This is one of a series of enlarged double-page spreads from tabloid newspapers, the titles of which are taken from the headlines (see Tate P78205 and P78207-8). Lucas became frustrated with the minimalist-influenced sculpture she had been making at Goldsmith's College at the end of the 1980s, which involved costly materials and an aesthetic that she did not feel was hers. Inspired by reading books on feminism, pornography and sexuality she turned to a cheaper and more immediate source of imagery that she felt was more relevant to her: the tabloid press. Here she began to explore the representation of and attitudes towards the female body in popular culture. She realised she had conflicting feelings about this, since she identified herself as a viewer with the traditionally male desiring eye and as a woman being objectified and dehumanised through her cultural representation. She began to use the imagery of popular culture's attitudes to women as the material and subject of her work. Her art functions as a mirror which reflects back unconscious and pervasive attitudes by highlighting their manifestation, usually through literal representation.

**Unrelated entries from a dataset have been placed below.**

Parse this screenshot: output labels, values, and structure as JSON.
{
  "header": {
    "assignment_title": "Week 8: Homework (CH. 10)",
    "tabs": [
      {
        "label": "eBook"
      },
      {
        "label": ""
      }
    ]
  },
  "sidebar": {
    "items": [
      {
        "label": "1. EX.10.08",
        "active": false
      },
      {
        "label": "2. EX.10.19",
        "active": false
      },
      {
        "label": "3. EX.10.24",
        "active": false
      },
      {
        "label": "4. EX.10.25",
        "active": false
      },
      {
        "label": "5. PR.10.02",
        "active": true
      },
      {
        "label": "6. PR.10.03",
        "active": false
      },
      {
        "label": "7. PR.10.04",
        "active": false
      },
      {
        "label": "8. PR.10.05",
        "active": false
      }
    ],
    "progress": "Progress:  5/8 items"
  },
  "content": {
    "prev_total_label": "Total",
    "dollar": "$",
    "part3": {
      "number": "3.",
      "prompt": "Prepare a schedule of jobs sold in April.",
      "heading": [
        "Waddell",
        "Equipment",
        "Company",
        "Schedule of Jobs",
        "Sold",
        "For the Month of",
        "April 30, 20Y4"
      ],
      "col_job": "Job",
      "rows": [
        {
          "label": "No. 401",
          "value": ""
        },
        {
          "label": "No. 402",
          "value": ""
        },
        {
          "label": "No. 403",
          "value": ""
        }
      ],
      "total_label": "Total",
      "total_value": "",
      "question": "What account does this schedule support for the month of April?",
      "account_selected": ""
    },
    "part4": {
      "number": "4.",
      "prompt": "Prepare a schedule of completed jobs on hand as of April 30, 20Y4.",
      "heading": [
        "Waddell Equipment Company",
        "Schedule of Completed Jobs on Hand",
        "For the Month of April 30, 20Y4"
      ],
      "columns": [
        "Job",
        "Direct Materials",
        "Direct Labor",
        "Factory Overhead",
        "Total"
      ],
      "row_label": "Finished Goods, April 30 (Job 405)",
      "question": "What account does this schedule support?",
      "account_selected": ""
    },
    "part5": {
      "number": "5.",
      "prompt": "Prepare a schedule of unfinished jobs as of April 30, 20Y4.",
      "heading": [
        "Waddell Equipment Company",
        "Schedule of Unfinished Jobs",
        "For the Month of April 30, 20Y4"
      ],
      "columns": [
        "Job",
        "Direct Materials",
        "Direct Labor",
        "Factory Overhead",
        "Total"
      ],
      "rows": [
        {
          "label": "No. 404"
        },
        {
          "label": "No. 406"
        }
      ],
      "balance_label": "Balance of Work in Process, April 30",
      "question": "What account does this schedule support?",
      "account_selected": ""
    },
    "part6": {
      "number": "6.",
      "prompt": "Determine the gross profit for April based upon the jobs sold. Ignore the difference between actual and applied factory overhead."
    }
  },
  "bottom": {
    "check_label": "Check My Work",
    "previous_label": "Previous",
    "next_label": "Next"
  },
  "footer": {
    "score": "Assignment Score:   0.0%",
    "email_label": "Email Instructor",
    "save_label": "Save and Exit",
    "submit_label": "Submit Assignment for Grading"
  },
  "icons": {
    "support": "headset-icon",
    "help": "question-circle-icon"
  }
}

'I use sexist attitudes because they are there to be used. I get strength from them …With only minor adjustments, a provocative image can become confrontational - converted from an offer of sexual service into a castration image … I'm dipping into the culture, pointing a finger: directing attention to what's there.' (Lucas quoted in Young British Artists II, [pp.3-4].) Lucas's selection of pages from tabloids exposes and ridicules the voice of male misogyny by allowing it to speak without mediation. She has picked particularly extreme and ridiculous examples of working-class male attitudes towards women, albeit entirely in character with the overall tone of the newspapers. Each main text about sex in these double-spreads, which document fantasised male and female insatiability, is supported by a shorter article covering dishonest and criminal acts, all perpetrated by men, which further undermines the masculine voice. Seven Up (taken from The Sport) features a row of seven topless women who are suggestively offered for the reader's consumption by the subtitle 'You can have it every day'. All the other texts on the page offer 'sex contacts' in the form of telephone numbers, 'raw explicit action' and 'all new girls'. Two of Lucas's double-spreads were shown as giant photocopied posters in her first solo exhibition at City Racing, London, called Penis Nailed to a Board (1992).
Young British Artists II, exhibition catalogue, Saatchi Collection, London 1993, [pp.3-4]
Gordon Burn, 'Sister Sarah', Guardian Weekend, November 23 1996, pp.26-33
Sarah Lucas, exhibition catalogue, Museum Boymans-van Beuningen, Rotterdam 1996, reproduced p.17